• [Work to complete] Scan the listing below for the word "History" and copy every line that has it.

• [Data]
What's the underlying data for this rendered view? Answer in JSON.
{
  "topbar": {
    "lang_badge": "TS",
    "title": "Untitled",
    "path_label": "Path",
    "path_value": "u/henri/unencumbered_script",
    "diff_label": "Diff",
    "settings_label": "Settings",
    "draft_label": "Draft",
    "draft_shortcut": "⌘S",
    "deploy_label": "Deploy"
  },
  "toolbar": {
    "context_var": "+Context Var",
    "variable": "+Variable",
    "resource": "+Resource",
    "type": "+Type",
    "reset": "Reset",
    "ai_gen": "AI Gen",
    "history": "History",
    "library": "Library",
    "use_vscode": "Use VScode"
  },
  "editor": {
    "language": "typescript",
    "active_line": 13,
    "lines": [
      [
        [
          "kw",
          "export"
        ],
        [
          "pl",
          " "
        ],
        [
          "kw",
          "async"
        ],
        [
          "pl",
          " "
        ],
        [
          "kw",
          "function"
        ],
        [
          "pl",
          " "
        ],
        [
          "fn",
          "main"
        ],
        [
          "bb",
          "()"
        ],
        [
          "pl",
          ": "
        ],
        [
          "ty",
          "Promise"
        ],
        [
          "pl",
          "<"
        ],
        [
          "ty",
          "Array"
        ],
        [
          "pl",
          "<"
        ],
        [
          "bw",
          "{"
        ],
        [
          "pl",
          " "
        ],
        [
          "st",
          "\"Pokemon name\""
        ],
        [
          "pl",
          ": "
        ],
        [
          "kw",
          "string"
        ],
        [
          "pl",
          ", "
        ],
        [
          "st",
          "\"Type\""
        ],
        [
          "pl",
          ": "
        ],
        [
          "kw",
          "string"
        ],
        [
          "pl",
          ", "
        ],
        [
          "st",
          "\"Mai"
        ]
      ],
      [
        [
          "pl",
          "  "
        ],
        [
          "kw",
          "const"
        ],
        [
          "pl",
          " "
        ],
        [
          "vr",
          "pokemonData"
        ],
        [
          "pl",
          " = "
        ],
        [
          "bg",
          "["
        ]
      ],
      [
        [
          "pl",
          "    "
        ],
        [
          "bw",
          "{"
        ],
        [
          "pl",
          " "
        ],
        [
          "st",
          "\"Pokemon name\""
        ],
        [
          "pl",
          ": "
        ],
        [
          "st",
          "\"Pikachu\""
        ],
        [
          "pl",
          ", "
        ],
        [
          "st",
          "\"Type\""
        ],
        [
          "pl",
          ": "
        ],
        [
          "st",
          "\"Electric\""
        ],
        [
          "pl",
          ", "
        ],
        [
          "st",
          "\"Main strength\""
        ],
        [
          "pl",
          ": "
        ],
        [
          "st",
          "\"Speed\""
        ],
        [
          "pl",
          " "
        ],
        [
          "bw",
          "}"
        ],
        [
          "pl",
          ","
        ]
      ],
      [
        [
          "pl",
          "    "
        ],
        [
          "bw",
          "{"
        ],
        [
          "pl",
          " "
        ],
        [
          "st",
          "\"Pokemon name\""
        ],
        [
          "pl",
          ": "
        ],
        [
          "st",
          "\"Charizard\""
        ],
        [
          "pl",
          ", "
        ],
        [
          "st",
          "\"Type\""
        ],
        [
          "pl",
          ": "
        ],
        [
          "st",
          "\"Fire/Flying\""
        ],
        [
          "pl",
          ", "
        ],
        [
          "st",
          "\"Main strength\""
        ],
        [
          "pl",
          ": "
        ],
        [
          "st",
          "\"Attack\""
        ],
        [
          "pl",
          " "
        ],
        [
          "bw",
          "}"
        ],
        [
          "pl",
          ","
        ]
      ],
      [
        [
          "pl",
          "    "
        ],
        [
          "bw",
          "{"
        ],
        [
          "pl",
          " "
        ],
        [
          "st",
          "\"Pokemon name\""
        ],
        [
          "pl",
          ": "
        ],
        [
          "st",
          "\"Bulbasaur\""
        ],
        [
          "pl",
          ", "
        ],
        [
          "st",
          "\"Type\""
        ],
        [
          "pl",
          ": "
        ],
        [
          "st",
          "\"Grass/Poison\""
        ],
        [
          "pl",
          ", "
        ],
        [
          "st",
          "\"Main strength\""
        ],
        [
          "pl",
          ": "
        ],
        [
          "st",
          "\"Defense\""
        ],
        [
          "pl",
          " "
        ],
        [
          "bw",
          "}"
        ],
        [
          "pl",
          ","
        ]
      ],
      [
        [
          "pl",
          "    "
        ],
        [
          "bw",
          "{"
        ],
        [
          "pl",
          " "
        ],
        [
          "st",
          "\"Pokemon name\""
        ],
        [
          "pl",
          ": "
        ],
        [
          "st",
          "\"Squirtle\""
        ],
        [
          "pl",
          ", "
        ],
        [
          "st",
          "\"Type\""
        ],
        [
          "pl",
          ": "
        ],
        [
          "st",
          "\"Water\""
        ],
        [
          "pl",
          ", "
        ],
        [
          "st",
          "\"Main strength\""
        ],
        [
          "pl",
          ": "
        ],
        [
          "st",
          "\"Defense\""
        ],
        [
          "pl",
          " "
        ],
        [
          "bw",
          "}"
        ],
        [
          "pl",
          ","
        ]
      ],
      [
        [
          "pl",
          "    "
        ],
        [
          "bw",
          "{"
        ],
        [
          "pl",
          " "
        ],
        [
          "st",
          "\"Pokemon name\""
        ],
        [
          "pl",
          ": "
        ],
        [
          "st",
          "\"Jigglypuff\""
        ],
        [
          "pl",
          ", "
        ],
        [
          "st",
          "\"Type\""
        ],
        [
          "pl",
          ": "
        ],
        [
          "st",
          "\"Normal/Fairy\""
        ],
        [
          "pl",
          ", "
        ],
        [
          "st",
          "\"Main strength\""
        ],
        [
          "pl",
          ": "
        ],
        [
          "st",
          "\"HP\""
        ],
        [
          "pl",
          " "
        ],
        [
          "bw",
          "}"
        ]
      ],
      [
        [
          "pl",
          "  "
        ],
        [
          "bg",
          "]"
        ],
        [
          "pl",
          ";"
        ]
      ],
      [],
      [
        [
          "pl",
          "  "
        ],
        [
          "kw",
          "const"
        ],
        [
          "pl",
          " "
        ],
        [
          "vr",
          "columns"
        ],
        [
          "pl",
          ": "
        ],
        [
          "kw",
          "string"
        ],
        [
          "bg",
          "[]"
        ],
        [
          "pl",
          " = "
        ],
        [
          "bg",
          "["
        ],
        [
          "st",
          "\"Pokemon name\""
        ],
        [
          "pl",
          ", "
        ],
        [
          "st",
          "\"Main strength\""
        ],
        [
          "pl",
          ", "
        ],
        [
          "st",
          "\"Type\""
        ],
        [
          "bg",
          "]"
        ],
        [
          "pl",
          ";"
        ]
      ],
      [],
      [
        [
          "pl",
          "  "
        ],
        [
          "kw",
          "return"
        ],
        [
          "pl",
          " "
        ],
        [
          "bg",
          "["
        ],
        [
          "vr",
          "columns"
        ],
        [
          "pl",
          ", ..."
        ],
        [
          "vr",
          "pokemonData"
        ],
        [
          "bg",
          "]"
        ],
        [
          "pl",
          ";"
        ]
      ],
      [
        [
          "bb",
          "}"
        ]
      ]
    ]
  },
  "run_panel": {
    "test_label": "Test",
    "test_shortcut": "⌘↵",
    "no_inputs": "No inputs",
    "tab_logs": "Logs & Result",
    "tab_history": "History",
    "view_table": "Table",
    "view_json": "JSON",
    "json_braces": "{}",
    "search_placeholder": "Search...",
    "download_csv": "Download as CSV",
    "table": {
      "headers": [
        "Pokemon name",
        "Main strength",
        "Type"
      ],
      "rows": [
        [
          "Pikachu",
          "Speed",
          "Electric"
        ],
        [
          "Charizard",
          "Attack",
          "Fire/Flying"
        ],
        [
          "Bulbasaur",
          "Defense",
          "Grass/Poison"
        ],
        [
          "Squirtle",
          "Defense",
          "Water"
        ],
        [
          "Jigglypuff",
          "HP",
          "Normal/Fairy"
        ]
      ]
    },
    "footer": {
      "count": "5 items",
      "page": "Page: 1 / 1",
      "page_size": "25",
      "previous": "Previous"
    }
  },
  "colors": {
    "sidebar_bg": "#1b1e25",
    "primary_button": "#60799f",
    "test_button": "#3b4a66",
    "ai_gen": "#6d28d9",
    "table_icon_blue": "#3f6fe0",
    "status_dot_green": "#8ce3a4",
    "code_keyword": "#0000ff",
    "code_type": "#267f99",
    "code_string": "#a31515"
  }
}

• [Task response]
    "history": "History",
    "tab_history": "History",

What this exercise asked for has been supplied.